When the seeds are completely cool transfer them to a spice grinder and grind into a flour like powder. You will have to do this in batches and be sure to shake the grinder so the seeds are evenly ground. Place all the ground seeds in a wide shallow dish.
Then sprinkle about ¼ cup of the both over the ground seeds. Using a silicone spatula mound the damp seed mixture together until it binds together in a mound on one side of the dish. Prop the dish up on one side so it is slightly inclined with with mound of damp seeds on the elevated side of the dish.
Begin compressing the seed mixture with the spatula and you will see pumpkin seed oil appearing and flowing to the lower side of the dish. Diana Kennedy explains in her recipe that the oil is then used to decorate the Papadzules just before serving. This step is entirely up to you. The collected oil will be about 2 tablespoons. If you don’t want to bother with this step just mound the seed paste together and transfer it to a small saucepan.
Add some of the broth to the saucepan and stir it into the seed mixture until the mixture is quite fluid. Place the saucepan over medium low heat and stir continuously while the sauce heats up, without actually boiling, and begins to thicken. At this point it is important to stir continuously as the sauce will otherwise stick to the bottom of the pan and scorch.
Once the sauce is slightly thick you can blend the sauce with a hand held blender until the sauce is very smooth, adjusting the consistency by adding additional broth as needed. Ideally the sauce should resemble thick cream.
The best way to hold the sauce until you are ready to assemble the Papazules is to transfer the sauce to a stainless mixing bowl set over a pot of nearly simmering water; a ban marie kind of arrangement. This will keep the sauce from curdling as it tends to do if it is held over direct heat.

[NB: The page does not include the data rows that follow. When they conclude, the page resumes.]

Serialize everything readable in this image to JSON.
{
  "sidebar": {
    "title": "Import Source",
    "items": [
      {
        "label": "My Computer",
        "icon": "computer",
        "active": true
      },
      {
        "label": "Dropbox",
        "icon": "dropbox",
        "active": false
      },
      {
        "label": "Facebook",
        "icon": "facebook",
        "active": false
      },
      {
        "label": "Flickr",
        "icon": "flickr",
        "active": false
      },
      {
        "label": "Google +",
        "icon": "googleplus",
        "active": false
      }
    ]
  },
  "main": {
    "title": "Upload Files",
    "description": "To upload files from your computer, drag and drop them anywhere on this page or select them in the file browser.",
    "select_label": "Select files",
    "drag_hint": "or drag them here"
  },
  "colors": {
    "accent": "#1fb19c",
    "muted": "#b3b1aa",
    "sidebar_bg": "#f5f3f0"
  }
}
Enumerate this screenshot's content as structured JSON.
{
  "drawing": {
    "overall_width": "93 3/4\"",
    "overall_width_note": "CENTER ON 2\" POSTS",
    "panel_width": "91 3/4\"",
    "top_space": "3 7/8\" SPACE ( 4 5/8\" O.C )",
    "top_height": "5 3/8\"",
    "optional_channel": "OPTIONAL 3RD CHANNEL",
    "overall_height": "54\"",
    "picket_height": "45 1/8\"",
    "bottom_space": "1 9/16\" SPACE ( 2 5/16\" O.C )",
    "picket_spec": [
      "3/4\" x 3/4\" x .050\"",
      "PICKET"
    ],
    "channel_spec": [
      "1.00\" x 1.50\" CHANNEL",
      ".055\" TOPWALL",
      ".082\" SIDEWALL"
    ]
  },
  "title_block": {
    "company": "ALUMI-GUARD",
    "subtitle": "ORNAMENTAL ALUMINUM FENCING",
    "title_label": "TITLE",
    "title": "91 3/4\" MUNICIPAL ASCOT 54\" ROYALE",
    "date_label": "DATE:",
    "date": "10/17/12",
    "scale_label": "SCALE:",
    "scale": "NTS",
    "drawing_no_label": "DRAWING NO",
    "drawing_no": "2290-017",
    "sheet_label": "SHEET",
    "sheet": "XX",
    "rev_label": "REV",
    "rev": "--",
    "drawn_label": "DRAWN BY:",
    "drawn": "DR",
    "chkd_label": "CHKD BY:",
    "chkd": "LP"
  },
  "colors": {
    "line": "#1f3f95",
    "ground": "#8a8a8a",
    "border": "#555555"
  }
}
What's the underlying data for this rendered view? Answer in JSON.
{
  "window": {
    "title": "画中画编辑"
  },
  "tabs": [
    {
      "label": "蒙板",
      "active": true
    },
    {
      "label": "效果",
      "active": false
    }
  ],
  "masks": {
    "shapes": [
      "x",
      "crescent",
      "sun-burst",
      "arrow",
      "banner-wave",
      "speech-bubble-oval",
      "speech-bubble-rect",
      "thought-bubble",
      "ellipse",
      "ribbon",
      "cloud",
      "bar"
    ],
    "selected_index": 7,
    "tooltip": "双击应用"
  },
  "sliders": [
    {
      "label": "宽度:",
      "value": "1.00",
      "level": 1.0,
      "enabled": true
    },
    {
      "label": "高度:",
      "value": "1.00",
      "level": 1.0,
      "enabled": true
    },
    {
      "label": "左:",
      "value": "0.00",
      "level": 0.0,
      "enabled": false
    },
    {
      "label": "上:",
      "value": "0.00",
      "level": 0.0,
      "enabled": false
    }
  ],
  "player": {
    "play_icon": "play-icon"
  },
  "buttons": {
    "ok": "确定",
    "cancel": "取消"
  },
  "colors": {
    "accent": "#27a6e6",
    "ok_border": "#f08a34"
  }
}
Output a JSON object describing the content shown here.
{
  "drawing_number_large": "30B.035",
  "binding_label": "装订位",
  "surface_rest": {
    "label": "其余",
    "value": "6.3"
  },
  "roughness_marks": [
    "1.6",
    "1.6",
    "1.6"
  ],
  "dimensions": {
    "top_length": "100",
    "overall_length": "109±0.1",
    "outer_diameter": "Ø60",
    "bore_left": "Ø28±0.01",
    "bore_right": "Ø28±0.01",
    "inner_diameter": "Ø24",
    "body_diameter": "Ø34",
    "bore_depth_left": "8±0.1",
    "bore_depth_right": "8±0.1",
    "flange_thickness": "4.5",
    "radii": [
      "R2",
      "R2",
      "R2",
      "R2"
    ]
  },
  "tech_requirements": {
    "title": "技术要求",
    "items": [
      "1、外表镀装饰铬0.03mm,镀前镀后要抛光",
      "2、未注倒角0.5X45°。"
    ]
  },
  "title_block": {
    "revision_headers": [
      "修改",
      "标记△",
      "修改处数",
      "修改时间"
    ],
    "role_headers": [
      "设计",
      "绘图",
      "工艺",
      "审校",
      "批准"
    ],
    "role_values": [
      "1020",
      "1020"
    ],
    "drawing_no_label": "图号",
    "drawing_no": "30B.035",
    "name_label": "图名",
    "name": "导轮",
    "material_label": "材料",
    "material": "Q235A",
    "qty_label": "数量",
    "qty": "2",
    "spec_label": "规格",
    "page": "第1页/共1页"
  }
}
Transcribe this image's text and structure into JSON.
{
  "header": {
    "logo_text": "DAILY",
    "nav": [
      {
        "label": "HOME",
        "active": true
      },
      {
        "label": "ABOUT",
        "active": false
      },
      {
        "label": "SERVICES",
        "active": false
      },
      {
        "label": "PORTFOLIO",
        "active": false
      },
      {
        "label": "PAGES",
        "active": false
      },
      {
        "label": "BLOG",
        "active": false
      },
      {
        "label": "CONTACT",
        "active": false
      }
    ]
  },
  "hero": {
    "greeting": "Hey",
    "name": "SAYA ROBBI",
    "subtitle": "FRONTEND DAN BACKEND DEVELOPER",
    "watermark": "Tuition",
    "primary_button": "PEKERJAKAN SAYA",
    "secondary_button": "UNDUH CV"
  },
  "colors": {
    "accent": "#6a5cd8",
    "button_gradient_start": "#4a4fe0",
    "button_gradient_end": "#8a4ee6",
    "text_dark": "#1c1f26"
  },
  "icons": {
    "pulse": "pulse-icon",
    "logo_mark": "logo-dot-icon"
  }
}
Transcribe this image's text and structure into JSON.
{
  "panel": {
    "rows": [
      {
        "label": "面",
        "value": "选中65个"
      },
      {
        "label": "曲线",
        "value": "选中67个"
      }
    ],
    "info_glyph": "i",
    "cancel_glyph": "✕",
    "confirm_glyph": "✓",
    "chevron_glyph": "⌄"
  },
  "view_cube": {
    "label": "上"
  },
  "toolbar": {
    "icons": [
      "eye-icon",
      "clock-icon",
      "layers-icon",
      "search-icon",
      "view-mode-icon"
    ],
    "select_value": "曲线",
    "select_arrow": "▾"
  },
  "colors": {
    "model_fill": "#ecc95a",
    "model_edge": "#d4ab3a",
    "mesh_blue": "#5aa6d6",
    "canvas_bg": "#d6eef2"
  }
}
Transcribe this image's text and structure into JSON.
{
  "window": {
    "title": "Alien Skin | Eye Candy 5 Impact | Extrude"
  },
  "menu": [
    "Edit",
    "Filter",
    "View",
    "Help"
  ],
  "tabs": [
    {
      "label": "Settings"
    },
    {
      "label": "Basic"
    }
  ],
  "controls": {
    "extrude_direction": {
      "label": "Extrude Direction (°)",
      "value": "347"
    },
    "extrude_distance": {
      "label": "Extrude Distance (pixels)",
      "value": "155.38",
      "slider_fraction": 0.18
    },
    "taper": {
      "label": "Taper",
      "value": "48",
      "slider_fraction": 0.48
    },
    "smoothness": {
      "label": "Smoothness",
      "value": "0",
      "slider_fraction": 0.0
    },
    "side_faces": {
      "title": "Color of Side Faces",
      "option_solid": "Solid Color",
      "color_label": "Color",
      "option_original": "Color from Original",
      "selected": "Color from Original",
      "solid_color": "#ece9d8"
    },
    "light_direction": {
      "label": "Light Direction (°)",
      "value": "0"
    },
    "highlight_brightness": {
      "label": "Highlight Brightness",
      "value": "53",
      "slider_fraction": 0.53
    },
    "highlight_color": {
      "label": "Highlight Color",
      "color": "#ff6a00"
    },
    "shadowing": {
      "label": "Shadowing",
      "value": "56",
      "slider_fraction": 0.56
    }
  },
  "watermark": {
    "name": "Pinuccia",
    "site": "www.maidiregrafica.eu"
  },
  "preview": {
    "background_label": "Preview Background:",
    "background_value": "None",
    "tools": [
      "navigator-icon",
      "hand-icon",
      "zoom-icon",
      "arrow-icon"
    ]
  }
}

Keep the remaining broth on hand to stir into the sauce if it begins to dry out or curdle.
Assembling the Papadzules for serving. Traditionally Papadzules are served warm rather than hot.
Gather all the components together for easy assembly. Be sure the sauce is warm and slide a tortilla through the sauce to coat. Do this quickly as you do not want the tortilla to get soggy. Promptly place the tortilla on a plate, scatter the chopped egg over the inner surface, and roll the tortilla to encase the chopped egg filling.
Place 2 filled tortillas on a plate for each serving. Spoon additional pumpkin seed sauce over the filled tortillas, and then spoon the salsa diagonally over the sauced Papadzules. Garnish with fresh epazote leaves if available, or with fresh oregano leaves as pictured.
Buen proveche !
Other recipes from the Yucatan you may want to try:
Pollo Pibil (click here)
Cochinita Pibil (click here)